- REQUIRED WORK -
Repeat each record word for word.

- MATERIALS PROVIDED -
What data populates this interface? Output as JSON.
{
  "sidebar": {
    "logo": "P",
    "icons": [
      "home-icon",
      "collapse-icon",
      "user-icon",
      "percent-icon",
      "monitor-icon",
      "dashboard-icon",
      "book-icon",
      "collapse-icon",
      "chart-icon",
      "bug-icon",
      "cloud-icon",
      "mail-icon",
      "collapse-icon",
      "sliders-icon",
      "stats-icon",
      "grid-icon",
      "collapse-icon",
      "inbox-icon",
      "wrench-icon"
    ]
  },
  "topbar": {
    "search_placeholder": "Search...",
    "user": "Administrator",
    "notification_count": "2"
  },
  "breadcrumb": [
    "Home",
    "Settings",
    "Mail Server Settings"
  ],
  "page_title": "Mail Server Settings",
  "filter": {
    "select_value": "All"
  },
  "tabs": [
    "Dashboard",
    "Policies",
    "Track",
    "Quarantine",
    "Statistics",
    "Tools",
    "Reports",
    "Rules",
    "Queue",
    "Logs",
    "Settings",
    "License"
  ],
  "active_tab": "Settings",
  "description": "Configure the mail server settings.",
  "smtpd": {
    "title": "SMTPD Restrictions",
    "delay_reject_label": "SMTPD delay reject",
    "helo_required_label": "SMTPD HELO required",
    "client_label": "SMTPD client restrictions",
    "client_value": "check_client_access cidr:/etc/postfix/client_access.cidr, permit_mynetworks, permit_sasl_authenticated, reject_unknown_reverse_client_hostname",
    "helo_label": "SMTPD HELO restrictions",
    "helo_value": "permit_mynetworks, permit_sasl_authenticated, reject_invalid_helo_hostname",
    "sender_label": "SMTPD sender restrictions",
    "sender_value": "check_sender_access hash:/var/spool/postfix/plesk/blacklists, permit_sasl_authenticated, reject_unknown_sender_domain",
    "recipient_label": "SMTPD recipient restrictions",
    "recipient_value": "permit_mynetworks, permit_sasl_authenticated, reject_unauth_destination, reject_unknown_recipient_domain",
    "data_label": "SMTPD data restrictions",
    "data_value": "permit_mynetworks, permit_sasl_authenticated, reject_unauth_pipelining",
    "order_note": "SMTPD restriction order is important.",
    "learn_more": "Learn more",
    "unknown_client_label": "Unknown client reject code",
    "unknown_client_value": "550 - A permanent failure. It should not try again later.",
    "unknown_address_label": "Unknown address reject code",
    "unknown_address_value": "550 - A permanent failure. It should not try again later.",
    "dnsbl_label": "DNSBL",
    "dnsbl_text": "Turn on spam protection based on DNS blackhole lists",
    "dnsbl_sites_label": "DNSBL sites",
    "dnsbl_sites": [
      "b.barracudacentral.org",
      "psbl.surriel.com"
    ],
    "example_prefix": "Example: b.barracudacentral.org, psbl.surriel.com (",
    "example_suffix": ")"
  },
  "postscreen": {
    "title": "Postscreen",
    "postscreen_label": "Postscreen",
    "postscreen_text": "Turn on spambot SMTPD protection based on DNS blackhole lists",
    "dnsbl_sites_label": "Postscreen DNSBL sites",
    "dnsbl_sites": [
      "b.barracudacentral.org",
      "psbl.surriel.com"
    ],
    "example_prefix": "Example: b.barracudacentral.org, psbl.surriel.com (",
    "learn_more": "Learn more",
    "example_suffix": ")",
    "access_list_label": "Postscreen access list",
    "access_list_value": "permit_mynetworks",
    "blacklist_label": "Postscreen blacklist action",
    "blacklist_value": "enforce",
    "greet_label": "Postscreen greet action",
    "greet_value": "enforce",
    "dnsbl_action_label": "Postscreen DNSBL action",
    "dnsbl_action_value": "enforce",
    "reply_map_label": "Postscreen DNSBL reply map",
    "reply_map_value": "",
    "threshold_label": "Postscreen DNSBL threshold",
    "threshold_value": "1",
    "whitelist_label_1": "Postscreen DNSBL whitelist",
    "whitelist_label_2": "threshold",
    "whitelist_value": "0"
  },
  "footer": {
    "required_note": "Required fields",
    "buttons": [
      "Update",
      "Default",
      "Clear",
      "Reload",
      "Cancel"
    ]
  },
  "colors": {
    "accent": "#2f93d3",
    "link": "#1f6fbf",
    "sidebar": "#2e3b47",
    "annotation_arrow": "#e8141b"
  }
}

- TASK RESULT -
What data populates this interface? Output as JSON.
{
  "sidebar": {
    "logo": "P",
    "icons": [
      "home-icon",
      "collapse-icon",
      "user-icon",
      "percent-icon",
      "monitor-icon",
      "dashboard-icon",
      "book-icon",
      "collapse-icon",
      "chart-icon",
      "bug-icon",
      "cloud-icon",
      "mail-icon",
      "collapse-icon",
      "sliders-icon",
      "stats-icon",
      "grid-icon",
      "collapse-icon",
      "inbox-icon",
      "wrench-icon"
    ]
  },
  "topbar": {
    "search_placeholder": "Search...",
    "user": "Administrator",
    "notification_count": "2"
  },
  "breadcrumb": [
    "Home",
    "Settings",
    "Mail Server Settings"
  ],
  "page_title": "Mail Server Settings",
  "filter": {
    "select_value": "All"
  },
  "tabs": [
    "Dashboard",
    "Policies",
    "Track",
    "Quarantine",
    "Statistics",
    "Tools",
    "Reports",
    "Rules",
    "Queue",
    "Logs",
    "Settings",
    "License"
  ],
  "active_tab": "Settings",
  "description": "Configure the mail server settings.",
  "smtpd": {
    "title": "SMTPD Restrictions",
    "delay_reject_label": "SMTPD delay reject",
    "helo_required_label": "SMTPD HELO required",
    "client_label": "SMTPD client restrictions",
    "client_value": "check_client_access cidr:/etc/postfix/client_access.cidr, permit_mynetworks, permit_sasl_authenticated, reject_unknown_reverse_client_hostname",
    "helo_label": "SMTPD HELO restrictions",
    "helo_value": "permit_mynetworks, permit_sasl_authenticated, reject_invalid_helo_hostname",
    "sender_label": "SMTPD sender restrictions",
    "sender_value": "check_sender_access hash:/var/spool/postfix/plesk/blacklists, permit_sasl_authenticated, reject_unknown_sender_domain",
    "recipient_label": "SMTPD recipient restrictions",
    "recipient_value": "permit_mynetworks, permit_sasl_authenticated, reject_unauth_destination, reject_unknown_recipient_domain",
    "data_label": "SMTPD data restrictions",
    "data_value": "permit_mynetworks, permit_sasl_authenticated, reject_unauth_pipelining",
    "order_note": "SMTPD restriction order is important.",
    "learn_more": "Learn more",
    "unknown_client_label": "Unknown client reject code",
    "unknown_client_value": "550 - A permanent failure. It should not try again later.",
    "unknown_address_label": "Unknown address reject code",
    "unknown_address_value": "550 - A permanent failure. It should not try again later.",
    "dnsbl_label": "DNSBL",
    "dnsbl_text": "Turn on spam protection based on DNS blackhole lists",
    "dnsbl_sites_label": "DNSBL sites",
    "dnsbl_sites": [
      "b.barracudacentral.org",
      "psbl.surriel.com"
    ],
    "example_prefix": "Example: b.barracudacentral.org, psbl.surriel.com (",
    "example_suffix": ")"
  },
  "postscreen": {
    "title": "Postscreen",
    "postscreen_label": "Postscreen",
    "postscreen_text": "Turn on spambot SMTPD protection based on DNS blackhole lists",
    "dnsbl_sites_label": "Postscreen DNSBL sites",
    "dnsbl_sites": [
      "b.barracudacentral.org",
      "psbl.surriel.com"
    ],
    "example_prefix": "Example: b.barracudacentral.org, psbl.surriel.com (",
    "learn_more": "Learn more",
    "example_suffix": ")",
    "access_list_label": "Postscreen access list",
    "access_list_value": "permit_mynetworks",
    "blacklist_label": "Postscreen blacklist action",
    "blacklist_value": "enforce",
    "greet_label": "Postscreen greet action",
    "greet_value": "enforce",
    "dnsbl_action_label": "Postscreen DNSBL action",
    "dnsbl_action_value": "enforce",
    "reply_map_label": "Postscreen DNSBL reply map",
    "reply_map_value": "",
    "threshold_label": "Postscreen DNSBL threshold",
    "threshold_value": "1",
    "whitelist_label_1": "Postscreen DNSBL whitelist",
    "whitelist_label_2": "threshold",
    "whitelist_value": "0"
  },
  "footer": {
    "required_note": "Required fields",
    "buttons": [
      "Update",
      "Default",
      "Clear",
      "Reload",
      "Cancel"
    ]
  },
  "colors": {
    "accent": "#2f93d3",
    "link": "#1f6fbf",
    "sidebar": "#2e3b47",
    "annotation_arrow": "#e8141b"
  }
}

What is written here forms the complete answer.